By 1917, the audit was complete, and the U.S. Army had removed 911 Medals of Honor from Soldier’s service records, saying that they had been “erroneously bestowed.”
It comes with a paycheck
There are a number of military and civilian benefits associated with being awarded the Medal of Honor, and at least two come in the form of cold hard cash.
Living Medal of Honor recipients received a monthly pension of $1,406.73, as well as a supplemental clothing allowance of $841.36 once a year. Medal of Honor recipients also see a 10% increase in their retirement pay.
In 2013, timeliness became a factor
Rules and regulations pertaining to the Medal of Honor continued to mature over the decades. By 2013, Congress voted on new rules for how and when the award can be bestowed.
Today, a Medal of Honor recipient must be recommended for the award within just three years of the combat action prompting the recommendation, and the award must be presented within five. It’s important to note, however, that exceptions can be made through legislation, as may soon be the case with former U.S. Army Soldier Alwyn Cashe.

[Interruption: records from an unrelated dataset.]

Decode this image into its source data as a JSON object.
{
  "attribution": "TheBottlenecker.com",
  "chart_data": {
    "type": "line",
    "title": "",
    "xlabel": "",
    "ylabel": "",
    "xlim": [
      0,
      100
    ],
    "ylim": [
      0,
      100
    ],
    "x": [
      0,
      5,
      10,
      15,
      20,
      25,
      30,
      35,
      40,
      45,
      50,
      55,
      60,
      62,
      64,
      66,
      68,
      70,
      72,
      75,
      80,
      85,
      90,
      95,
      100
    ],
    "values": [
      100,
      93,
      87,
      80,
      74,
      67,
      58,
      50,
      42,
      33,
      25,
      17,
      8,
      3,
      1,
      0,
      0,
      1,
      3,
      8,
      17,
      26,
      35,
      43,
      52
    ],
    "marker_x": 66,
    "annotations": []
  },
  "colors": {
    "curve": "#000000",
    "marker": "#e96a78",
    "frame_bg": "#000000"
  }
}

Delbert Waldron III, “Bert” to those that knew him, was the most accomplished U.S. sniper during the Vietnam conflict. Adelbert originally joined the U.S. Navy in 1953 where he served for twelve years and left as an E-5 in 1965. In 1968 Sgt. Waldron enlisted in the US Army as a Sergeant and headed to Vietnam as part of Company B, 3rd Battalion, 60th Infantry of the 9th Infantry Division. Sgt. Waldron qualified as an expert marksman and was sent to the now famous 9th ID sniper school that was run in country by the Army Marksmanship Unit (AMU) with the support of the 9th ID commander, General Julian Ewell. Once graduated, Sgt. Waldron then found himself back working with the Navy in the Mekong Delta in the brown water ‘Tango Boats’ and PBRs. It was in this very hostile area that Sgt. Waldron operated as a sniper.
At the end of his tour in mid 1969 the 36 year old Sgt. Waldron had 109 confirmed kills, highest among all U.S. servicemen during the Vietnam conflict. Sgt. Waldron primarily used the M-21 SWS during his time as a sniper and on occasion would use a starlight equipped M-14 or M-21 for nighttime operations. General Ewell also credited Sgt. Waldron with making a single shot confirmed kill at 900 yards from a moving Tango Boat. Adelbert ended his tour in Vietnam as a Staff Sergeant E-6 and had been awarded a Silver Star, a Bronze Star, a Presidential Unit Citation, and two Distinguished Service Crosses.
After his time in Vietnam, Sgt Waldron taught at the US Army Marksmanship Unit before leaving the Army in 1970. He worked with several questionable contractors and eventually he divorced as well. Staff Sergeant Adelbert Waldron III died on October 18, 1995 in California at the age of 62. Not much else is known about Sgt. Waldron or his military career, which was the way he wanted it. He did not publish any books or do lectures and refused many requests for interviews, he simply did not want the notoriety for what he did. Notoriety or not, he was an excellent sniper.